While there already are some ways for Phelps County Courthouse employees to recycle, a grant through the Ozarks Rivers Solid Waste Management District (ORSWMD) may expand those opportunities for workers as well as the public.

While there already are some ways for Phelps County Courthouse employees to recycle, a grant through the Ozarks Rivers Solid Waste Management District (ORSWMD) may expand those opportunities for workers as well as the public.
Phelps County Commissioners at their Aug. 28 meeting unanimously approved a $6,541 grant application through the district to purchase recycling bins at the courthouse. The grant application asks for no local match from the county.
The application, which was submitted by the deadline Aug. 29, seeks the money to buy 75 small desk-side recycling bins for courthouse employees and four larger bins that would collect paper, plastic bottles and aluminum cans.
The four larger recycling bins would be available for public use. One was requested for each of the courthouse’s four floors.
Brady Wilson, ORSWMD chair and environmental services director for the city of Rolla, worked with District Two Commissioner Gary Hicks on the application. Wilson reviewed the project with county officeholders and department heads at the Aug. 28 meeting.
The larger recycling bins would accept mixed paper, plastic water bottles and aluminum cans. He said these bins are made of 98 percent post-recycled material themselves. The compartment for paper would be larger than the ones for plastic bottles and aluminum cans, Wilson added.
District One Commissioner Larry Stratman said at an earlier commission meeting that the prototypes he was shown by Wilson would be “not very intrusive.” They would be similar to recycling bins at Rolla City Hall, Wilson said.
Stratman said his only concern was finding available space for the small desk-side bins, but Wilson said not every desk may need one.
Wilson said the ultimate goal of buying more recycling bins is to keep waste out of the landfills and save the county money. The city environmental services department already collects cardboard and mixed paper to be recycled from the courthouse.
Wilson said the grant applications are reviewed by the ORSWMD in September, and then the Missouri Department of Natural Resources must approve the requests. If approved, the recycling bins could be added as soon as January 2015.
Wilson said as chair of the district, he would have to abstain from voting on this proposal since he helped prepare the application.
The county annually also requests funds from the ORSWMD for its Tough on Trash program, which helps keeps county roads clean of trash.

In other business
• Also at the commission’s Aug. 28 meeting, county facilities manager Mark Brookshire said the steps to the main entrance of the courthouse will be closed beginng Tuesday for concrete work and make the area compliant with the Americans With Disabilities Act. People wanting to enter through the main entrance can use the ramps on both sides of the steps, Brookshire said. The work is expected to last through Friday, Sept. 5.

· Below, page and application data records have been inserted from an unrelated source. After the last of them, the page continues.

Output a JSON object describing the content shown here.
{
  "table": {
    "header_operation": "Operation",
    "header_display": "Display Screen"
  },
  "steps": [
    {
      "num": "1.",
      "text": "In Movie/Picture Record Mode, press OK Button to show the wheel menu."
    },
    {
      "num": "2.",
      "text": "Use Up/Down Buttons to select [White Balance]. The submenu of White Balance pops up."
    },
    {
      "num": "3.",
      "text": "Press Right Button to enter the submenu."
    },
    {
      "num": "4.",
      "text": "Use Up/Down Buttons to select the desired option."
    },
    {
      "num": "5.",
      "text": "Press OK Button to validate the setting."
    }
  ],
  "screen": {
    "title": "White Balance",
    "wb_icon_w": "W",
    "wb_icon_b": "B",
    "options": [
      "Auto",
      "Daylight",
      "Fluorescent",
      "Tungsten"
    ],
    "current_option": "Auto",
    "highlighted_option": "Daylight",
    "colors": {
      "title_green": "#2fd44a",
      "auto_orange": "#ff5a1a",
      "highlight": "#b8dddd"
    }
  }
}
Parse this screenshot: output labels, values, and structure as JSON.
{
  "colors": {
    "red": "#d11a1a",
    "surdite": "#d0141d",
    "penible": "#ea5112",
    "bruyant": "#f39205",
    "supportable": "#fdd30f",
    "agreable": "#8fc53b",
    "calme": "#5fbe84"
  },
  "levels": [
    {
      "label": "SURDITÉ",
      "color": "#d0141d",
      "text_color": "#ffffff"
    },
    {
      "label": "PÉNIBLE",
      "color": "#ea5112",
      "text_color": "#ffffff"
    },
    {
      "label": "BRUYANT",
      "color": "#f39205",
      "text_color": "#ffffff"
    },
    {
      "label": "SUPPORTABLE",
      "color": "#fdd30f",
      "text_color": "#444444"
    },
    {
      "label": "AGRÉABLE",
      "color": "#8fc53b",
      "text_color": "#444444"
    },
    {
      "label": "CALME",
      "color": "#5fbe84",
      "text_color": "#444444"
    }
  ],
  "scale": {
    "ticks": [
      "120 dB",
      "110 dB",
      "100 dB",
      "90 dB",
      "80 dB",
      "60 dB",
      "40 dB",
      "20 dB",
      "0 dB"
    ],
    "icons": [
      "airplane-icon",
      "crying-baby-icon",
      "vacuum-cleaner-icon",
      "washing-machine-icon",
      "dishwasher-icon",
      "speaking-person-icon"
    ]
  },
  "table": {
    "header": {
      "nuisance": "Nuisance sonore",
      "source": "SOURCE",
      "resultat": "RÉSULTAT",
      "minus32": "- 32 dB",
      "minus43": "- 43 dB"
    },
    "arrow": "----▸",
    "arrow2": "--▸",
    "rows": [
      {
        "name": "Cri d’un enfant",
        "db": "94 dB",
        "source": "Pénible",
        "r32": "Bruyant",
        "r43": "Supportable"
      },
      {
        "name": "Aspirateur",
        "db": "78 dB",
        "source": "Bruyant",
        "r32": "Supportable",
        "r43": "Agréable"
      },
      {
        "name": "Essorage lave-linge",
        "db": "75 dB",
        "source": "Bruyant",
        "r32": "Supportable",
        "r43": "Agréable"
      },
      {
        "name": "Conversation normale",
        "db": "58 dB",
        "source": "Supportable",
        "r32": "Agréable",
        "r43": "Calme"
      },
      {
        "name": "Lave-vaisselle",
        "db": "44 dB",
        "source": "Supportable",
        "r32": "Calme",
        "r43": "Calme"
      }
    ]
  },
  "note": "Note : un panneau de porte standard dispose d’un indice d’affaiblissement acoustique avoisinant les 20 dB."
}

• Chante Alfred, with the Phelps County University of Extension announced that a new horticulture specialist has been hired for the office who will start Sept. 22.

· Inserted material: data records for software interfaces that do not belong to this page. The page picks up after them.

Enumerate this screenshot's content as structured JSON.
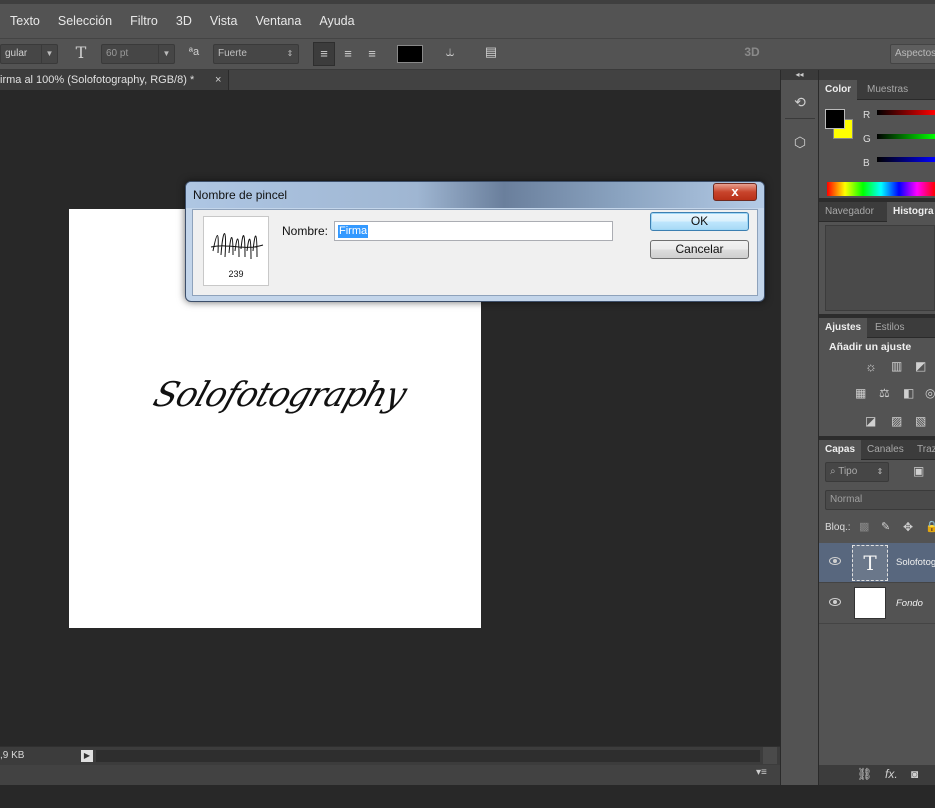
{
  "menu": [
    "Texto",
    "Selección",
    "Filtro",
    "3D",
    "Vista",
    "Ventana",
    "Ayuda"
  ],
  "options": {
    "antialias_partial": "gular",
    "font_size": "60 pt",
    "antialias_mode": "Fuerte",
    "mode_3d": "3D",
    "workspace": "Aspectos"
  },
  "document": {
    "tab_title": "irma al 100% (Solofotography, RGB/8) *",
    "tab_close": "×",
    "canvas_text": "Solofotography",
    "status": ",9 KB"
  },
  "panels": {
    "color_tabs": [
      "Color",
      "Muestras"
    ],
    "channels": [
      "R",
      "G",
      "B"
    ],
    "nav_tabs": [
      "Navegador",
      "Histogra"
    ],
    "adjust_tabs": [
      "Ajustes",
      "Estilos"
    ],
    "adjust_heading": "Añadir un ajuste",
    "layers_tabs": [
      "Capas",
      "Canales",
      "Traz"
    ],
    "layers_filter": "Tipo",
    "blend_mode": "Normal",
    "lock_label": "Bloq.:",
    "layers": [
      {
        "name": "Solofotog",
        "thumb": "T"
      },
      {
        "name": "Fondo",
        "thumb": ""
      }
    ],
    "footer_fx": "fx."
  },
  "dialog": {
    "title": "Nombre de pincel",
    "close": "x",
    "brush_size": "239",
    "name_label": "Nombre:",
    "name_value": "Firma",
    "ok": "OK",
    "cancel": "Cancelar"
  },
  "colors": {
    "foreground": "#000000",
    "background": "#ffff00",
    "ui_dark": "#282828",
    "ui_panel": "#535353"
  }
}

• As a way to help improve a cash flow problem with the county highway department, the commission approved selling three 2011 Caterpillar 140M all-wheel drive motor graders that the county owns  and also seek bids on leasing three current model year motor graders with a minimum of 243 horsepower with back-up cameras and rippers included.
Bids for both will be opened Tuesday, Sept. 9, at 10 a.m.
County Road Superintendent Walter Snelson came up with the idea after his department has not been receiving revenue as expected.
• Also at the meeting, it was noted that bids are being sought for a control access system at the court house that would limit public access to certain entrances.
When such a new system is in place, courthouse employees would be given keycards or remote-entry keyfobs to access various entries at the courthouse.
This would make several entrances to the courthouse accessible to employees only.
The goal eventually would be to limit public access to the main entrance on the northeast side of the building.
The public would still be able to access the health department from its current entrance on the south side of the building, but people could not use that entrance as a pass-through to get to the elevators or prosecutor’s office on the bottom floor.
People who want to visit the prosecutor’s office would have to use the main entrance on the northeast side of the courthouse and take the elevators down a floor. A plan is being worked out for how the public would access the prosecutor’s office during Saturday hours.
Stratman said this may mean a change is needed in where employees park.